Step 2: Add your other fingers to the motion. Find the sweet spot so that ONE string is open, and every other string is muted. Do not hold the pick.

Step 3: Keep moving your ARM up and down. Your hand just moves along with it, keeping that nice little groove shape, so only ONE string can be heard at any time.

Step 4: Put your pick in between your fingers, but NOT pointing out. Just hold it so the point is not sticking out, and keep practicing the motions.

Step 5: Let the pick stick out a tiny bit. Now you can start to hear notes ringing out as you move your ARM up and down... again only ONE note can be heard. The other notes are muted.

Step 6: Let the pick stick out all the way. If you have practiced everything correctly you should have a decent sweep sound as you move your ARM up and down.

You should learn about the THUMB MUTING technique.
You should learn 3 string arpeggios.
You should get a real guitar teacher to show you how to sweep pick... 98% of self taught players have no chance at truly being able to sweep properly. They usually are doing something that sort of resembles a sweep, but not nearly the right thing.

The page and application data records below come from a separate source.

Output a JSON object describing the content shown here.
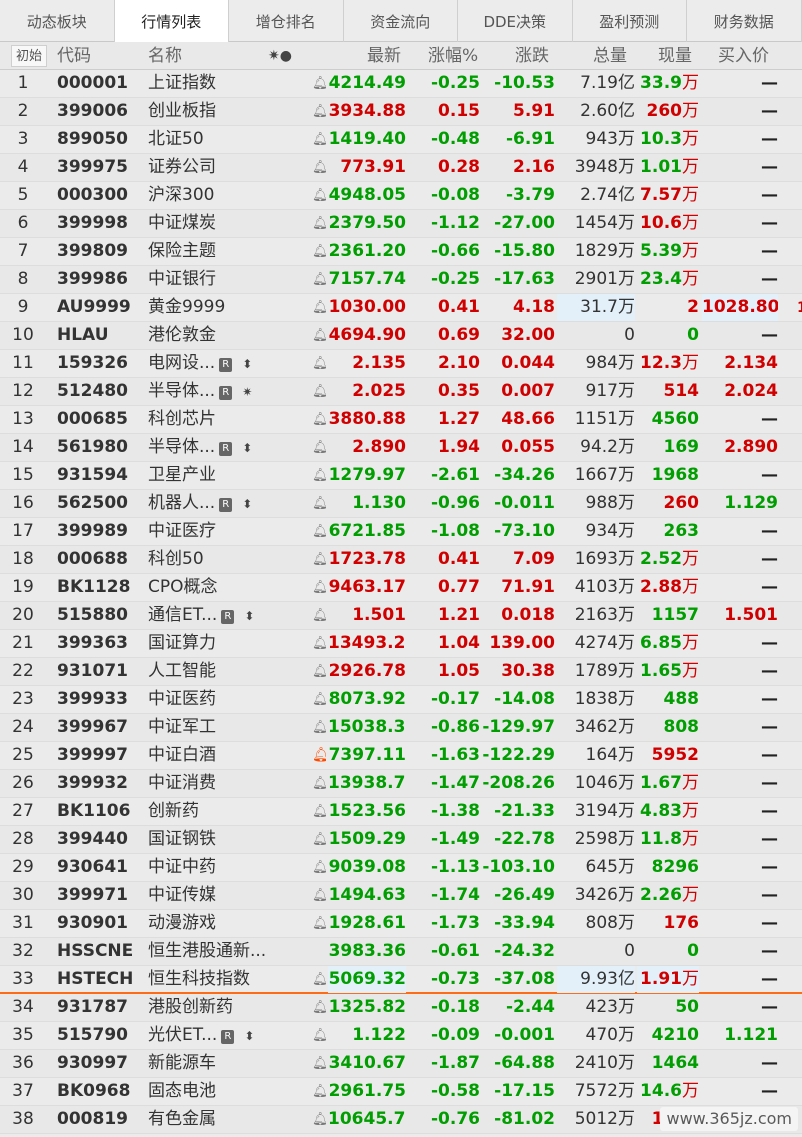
{
  "tabs": [
    {
      "label": "动态板块",
      "active": false
    },
    {
      "label": "行情列表",
      "active": true
    },
    {
      "label": "增仓排名",
      "active": false
    },
    {
      "label": "资金流向",
      "active": false
    },
    {
      "label": "DDE决策",
      "active": false
    },
    {
      "label": "盈利预测",
      "active": false
    },
    {
      "label": "财务数据",
      "active": false
    }
  ],
  "header": {
    "first": "初始",
    "code": "代码",
    "name": "名称",
    "marks": "✷●",
    "price": "最新",
    "pct": "涨幅%",
    "chg": "涨跌",
    "volume": "总量",
    "current": "现量",
    "bid": "买入价"
  },
  "colors": {
    "up": "#d00000",
    "down": "#009e00",
    "separator": "#ff6c17"
  },
  "icons": {
    "bell": "bell-icon",
    "badge": "r-badge-icon"
  },
  "rows": [
    {
      "idx": "1",
      "code": "000001",
      "name": "上证指数",
      "price": "4214.49",
      "pct": "-0.25",
      "chg": "-10.53",
      "vol": "7.19",
      "vol_unit": "亿",
      "cur": "33.9",
      "cur_unit": "万",
      "bid": "—",
      "dir": "down"
    },
    {
      "idx": "2",
      "code": "399006",
      "name": "创业板指",
      "price": "3934.88",
      "pct": "0.15",
      "chg": "5.91",
      "vol": "2.60",
      "vol_unit": "亿",
      "cur": "260",
      "cur_unit": "万",
      "bid": "—",
      "dir": "up"
    },
    {
      "idx": "3",
      "code": "899050",
      "name": "北证50",
      "price": "1419.40",
      "pct": "-0.48",
      "chg": "-6.91",
      "vol": "943",
      "vol_unit": "万",
      "cur": "10.3",
      "cur_unit": "万",
      "bid": "—",
      "dir": "down"
    },
    {
      "idx": "4",
      "code": "399975",
      "name": "证券公司",
      "price": "773.91",
      "pct": "0.28",
      "chg": "2.16",
      "vol": "3948",
      "vol_unit": "万",
      "cur": "1.01",
      "cur_unit": "万",
      "bid": "—",
      "dir": "up"
    },
    {
      "idx": "5",
      "code": "000300",
      "name": "沪深300",
      "price": "4948.05",
      "pct": "-0.08",
      "chg": "-3.79",
      "vol": "2.74",
      "vol_unit": "亿",
      "cur": "7.57",
      "cur_unit": "万",
      "bid": "—",
      "dir": "down"
    },
    {
      "idx": "6",
      "code": "399998",
      "name": "中证煤炭",
      "price": "2379.50",
      "pct": "-1.12",
      "chg": "-27.00",
      "vol": "1454",
      "vol_unit": "万",
      "cur": "10.6",
      "cur_unit": "万",
      "bid": "—",
      "dir": "down"
    },
    {
      "idx": "7",
      "code": "399809",
      "name": "保险主题",
      "price": "2361.20",
      "pct": "-0.66",
      "chg": "-15.80",
      "vol": "1829",
      "vol_unit": "万",
      "cur": "5.39",
      "cur_unit": "万",
      "bid": "—",
      "dir": "down"
    },
    {
      "idx": "8",
      "code": "399986",
      "name": "中证银行",
      "price": "7157.74",
      "pct": "-0.25",
      "chg": "-17.63",
      "vol": "2901",
      "vol_unit": "万",
      "cur": "23.4",
      "cur_unit": "万",
      "bid": "—",
      "dir": "down"
    },
    {
      "idx": "9",
      "code": "AU9999",
      "name": "黄金9999",
      "price": "1030.00",
      "pct": "0.41",
      "chg": "4.18",
      "vol": "31.7",
      "vol_unit": "万",
      "cur": "2",
      "cur_unit": "",
      "bid": "1028.80",
      "dir": "up"
    },
    {
      "idx": "10",
      "code": "HLAU",
      "name": "港伦敦金",
      "price": "4694.90",
      "pct": "0.69",
      "chg": "32.00",
      "vol": "0",
      "vol_unit": "",
      "cur": "0",
      "cur_unit": "",
      "bid": "—",
      "dir": "up"
    },
    {
      "idx": "11",
      "code": "159326",
      "name": "电网设...",
      "badge": "R",
      "mark": "⬍",
      "price": "2.135",
      "pct": "2.10",
      "chg": "0.044",
      "vol": "984",
      "vol_unit": "万",
      "cur": "12.3",
      "cur_unit": "万",
      "bid": "2.134",
      "dir": "up"
    },
    {
      "idx": "12",
      "code": "512480",
      "name": "半导体...",
      "badge": "R",
      "mark": "✷",
      "price": "2.025",
      "pct": "0.35",
      "chg": "0.007",
      "vol": "917",
      "vol_unit": "万",
      "cur": "514",
      "cur_unit": "",
      "bid": "2.024",
      "dir": "up"
    },
    {
      "idx": "13",
      "code": "000685",
      "name": "科创芯片",
      "price": "3880.88",
      "pct": "1.27",
      "chg": "48.66",
      "vol": "1151",
      "vol_unit": "万",
      "cur": "4560",
      "cur_unit": "",
      "bid": "—",
      "dir": "up"
    },
    {
      "idx": "14",
      "code": "561980",
      "name": "半导体...",
      "badge": "R",
      "mark": "⬍",
      "price": "2.890",
      "pct": "1.94",
      "chg": "0.055",
      "vol": "94.2",
      "vol_unit": "万",
      "cur": "169",
      "cur_unit": "",
      "bid": "2.890",
      "dir": "up"
    },
    {
      "idx": "15",
      "code": "931594",
      "name": "卫星产业",
      "price": "1279.97",
      "pct": "-2.61",
      "chg": "-34.26",
      "vol": "1667",
      "vol_unit": "万",
      "cur": "1968",
      "cur_unit": "",
      "bid": "—",
      "dir": "down"
    },
    {
      "idx": "16",
      "code": "562500",
      "name": "机器人...",
      "badge": "R",
      "mark": "⬍",
      "price": "1.130",
      "pct": "-0.96",
      "chg": "-0.011",
      "vol": "988",
      "vol_unit": "万",
      "cur": "260",
      "cur_unit": "",
      "bid": "1.129",
      "dir": "down"
    },
    {
      "idx": "17",
      "code": "399989",
      "name": "中证医疗",
      "price": "6721.85",
      "pct": "-1.08",
      "chg": "-73.10",
      "vol": "934",
      "vol_unit": "万",
      "cur": "263",
      "cur_unit": "",
      "bid": "—",
      "dir": "down"
    },
    {
      "idx": "18",
      "code": "000688",
      "name": "科创50",
      "price": "1723.78",
      "pct": "0.41",
      "chg": "7.09",
      "vol": "1693",
      "vol_unit": "万",
      "cur": "2.52",
      "cur_unit": "万",
      "bid": "—",
      "dir": "up"
    },
    {
      "idx": "19",
      "code": "BK1128",
      "name": "CPO概念",
      "price": "9463.17",
      "pct": "0.77",
      "chg": "71.91",
      "vol": "4103",
      "vol_unit": "万",
      "cur": "2.88",
      "cur_unit": "万",
      "bid": "—",
      "dir": "up"
    },
    {
      "idx": "20",
      "code": "515880",
      "name": "通信ET...",
      "badge": "R",
      "mark": "⬍",
      "price": "1.501",
      "pct": "1.21",
      "chg": "0.018",
      "vol": "2163",
      "vol_unit": "万",
      "cur": "1157",
      "cur_unit": "",
      "bid": "1.501",
      "dir": "up"
    },
    {
      "idx": "21",
      "code": "399363",
      "name": "国证算力",
      "price": "13493.22",
      "pct": "1.04",
      "chg": "139.00",
      "vol": "4274",
      "vol_unit": "万",
      "cur": "6.85",
      "cur_unit": "万",
      "bid": "—",
      "dir": "up"
    },
    {
      "idx": "22",
      "code": "931071",
      "name": "人工智能",
      "price": "2926.78",
      "pct": "1.05",
      "chg": "30.38",
      "vol": "1789",
      "vol_unit": "万",
      "cur": "1.65",
      "cur_unit": "万",
      "bid": "—",
      "dir": "up"
    },
    {
      "idx": "23",
      "code": "399933",
      "name": "中证医药",
      "price": "8073.92",
      "pct": "-0.17",
      "chg": "-14.08",
      "vol": "1838",
      "vol_unit": "万",
      "cur": "488",
      "cur_unit": "",
      "bid": "—",
      "dir": "down"
    },
    {
      "idx": "24",
      "code": "399967",
      "name": "中证军工",
      "price": "15038.31",
      "pct": "-0.86",
      "chg": "-129.97",
      "vol": "3462",
      "vol_unit": "万",
      "cur": "808",
      "cur_unit": "",
      "bid": "—",
      "dir": "down"
    },
    {
      "idx": "25",
      "code": "399997",
      "name": "中证白酒",
      "price": "7397.11",
      "pct": "-1.63",
      "chg": "-122.29",
      "vol": "164",
      "vol_unit": "万",
      "cur": "5952",
      "cur_unit": "",
      "bid": "—",
      "dir": "down",
      "alert": true
    },
    {
      "idx": "26",
      "code": "399932",
      "name": "中证消费",
      "price": "13938.71",
      "pct": "-1.47",
      "chg": "-208.26",
      "vol": "1046",
      "vol_unit": "万",
      "cur": "1.67",
      "cur_unit": "万",
      "bid": "—",
      "dir": "down"
    },
    {
      "idx": "27",
      "code": "BK1106",
      "name": "创新药",
      "price": "1523.56",
      "pct": "-1.38",
      "chg": "-21.33",
      "vol": "3194",
      "vol_unit": "万",
      "cur": "4.83",
      "cur_unit": "万",
      "bid": "—",
      "dir": "down"
    },
    {
      "idx": "28",
      "code": "399440",
      "name": "国证钢铁",
      "price": "1509.29",
      "pct": "-1.49",
      "chg": "-22.78",
      "vol": "2598",
      "vol_unit": "万",
      "cur": "11.8",
      "cur_unit": "万",
      "bid": "—",
      "dir": "down"
    },
    {
      "idx": "29",
      "code": "930641",
      "name": "中证中药",
      "price": "9039.08",
      "pct": "-1.13",
      "chg": "-103.10",
      "vol": "645",
      "vol_unit": "万",
      "cur": "8296",
      "cur_unit": "",
      "bid": "—",
      "dir": "down"
    },
    {
      "idx": "30",
      "code": "399971",
      "name": "中证传媒",
      "price": "1494.63",
      "pct": "-1.74",
      "chg": "-26.49",
      "vol": "3426",
      "vol_unit": "万",
      "cur": "2.26",
      "cur_unit": "万",
      "bid": "—",
      "dir": "down"
    },
    {
      "idx": "31",
      "code": "930901",
      "name": "动漫游戏",
      "price": "1928.61",
      "pct": "-1.73",
      "chg": "-33.94",
      "vol": "808",
      "vol_unit": "万",
      "cur": "176",
      "cur_unit": "",
      "bid": "—",
      "dir": "down"
    },
    {
      "idx": "32",
      "code": "HSSCNE",
      "name": "恒生港股通新...",
      "price": "3983.36",
      "pct": "-0.61",
      "chg": "-24.32",
      "vol": "0",
      "vol_unit": "",
      "cur": "0",
      "cur_unit": "",
      "bid": "—",
      "dir": "down",
      "nobell": true
    },
    {
      "idx": "33",
      "code": "HSTECH",
      "name": "恒生科技指数",
      "price": "5069.32",
      "pct": "-0.73",
      "chg": "-37.08",
      "vol": "9.93",
      "vol_unit": "亿",
      "cur": "1.91",
      "cur_unit": "万",
      "bid": "—",
      "dir": "down",
      "hl": true,
      "sep": true
    },
    {
      "idx": "34",
      "code": "931787",
      "name": "港股创新药",
      "price": "1325.82",
      "pct": "-0.18",
      "chg": "-2.44",
      "vol": "423",
      "vol_unit": "万",
      "cur": "50",
      "cur_unit": "",
      "bid": "—",
      "dir": "down"
    },
    {
      "idx": "35",
      "code": "515790",
      "name": "光伏ET...",
      "badge": "R",
      "mark": "⬍",
      "price": "1.122",
      "pct": "-0.09",
      "chg": "-0.001",
      "vol": "470",
      "vol_unit": "万",
      "cur": "4210",
      "cur_unit": "",
      "bid": "1.121",
      "dir": "down"
    },
    {
      "idx": "36",
      "code": "930997",
      "name": "新能源车",
      "price": "3410.67",
      "pct": "-1.87",
      "chg": "-64.88",
      "vol": "2410",
      "vol_unit": "万",
      "cur": "1464",
      "cur_unit": "",
      "bid": "—",
      "dir": "down"
    },
    {
      "idx": "37",
      "code": "BK0968",
      "name": "固态电池",
      "price": "2961.75",
      "pct": "-0.58",
      "chg": "-17.15",
      "vol": "7572",
      "vol_unit": "万",
      "cur": "14.6",
      "cur_unit": "万",
      "bid": "—",
      "dir": "down"
    },
    {
      "idx": "38",
      "code": "000819",
      "name": "有色金属",
      "price": "10645.77",
      "pct": "-0.76",
      "chg": "-81.02",
      "vol": "5012",
      "vol_unit": "万",
      "cur": "1813",
      "cur_unit": "",
      "bid": "—",
      "dir": "down"
    }
  ],
  "cur_colors": {
    "1": "down",
    "2": "up",
    "3": "down",
    "4": "down",
    "5": "up",
    "6": "up",
    "7": "down",
    "8": "down",
    "9": "up",
    "10": "down",
    "11": "up",
    "12": "up",
    "13": "down",
    "14": "down",
    "15": "down",
    "16": "up",
    "17": "down",
    "18": "down",
    "19": "up",
    "20": "down",
    "21": "down",
    "22": "down",
    "23": "down",
    "24": "down",
    "25": "up",
    "26": "down",
    "27": "down",
    "28": "down",
    "29": "down",
    "30": "down",
    "31": "up",
    "32": "down",
    "33": "up",
    "34": "down",
    "35": "down",
    "36": "down",
    "37": "down",
    "38": "up"
  },
  "watermark": "www.365jz.com"
}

+1

Arm movement comes from the elbow, rather than the shoulder. (at least for me).

Having made contact with a string using the above, if you are going to play more notes on that string, use your wrist (small motion) for moving the pick up and down.

I also found that I had friction problems where my underarm and thumb pad were sticking very slightly on the guitar body ... and by covering up with a long sleeve, literally gripped into my palm, the difference in control was remarkable. That showed the mechanics of the technique were working, and it was friction holding me back.

But that's a temporary solution. The real answer was to be in contact with the guitar body as lightly as possible. As my arm is heavy. that's challenging for me without putting tension somewhere else.
#5
You might try holding the guitar in between your legs in classical position rather than on your picking side leg. That position tends to make picking, especially sweep picking much more difficult because your arm needs to cock back rather than relax into a good position.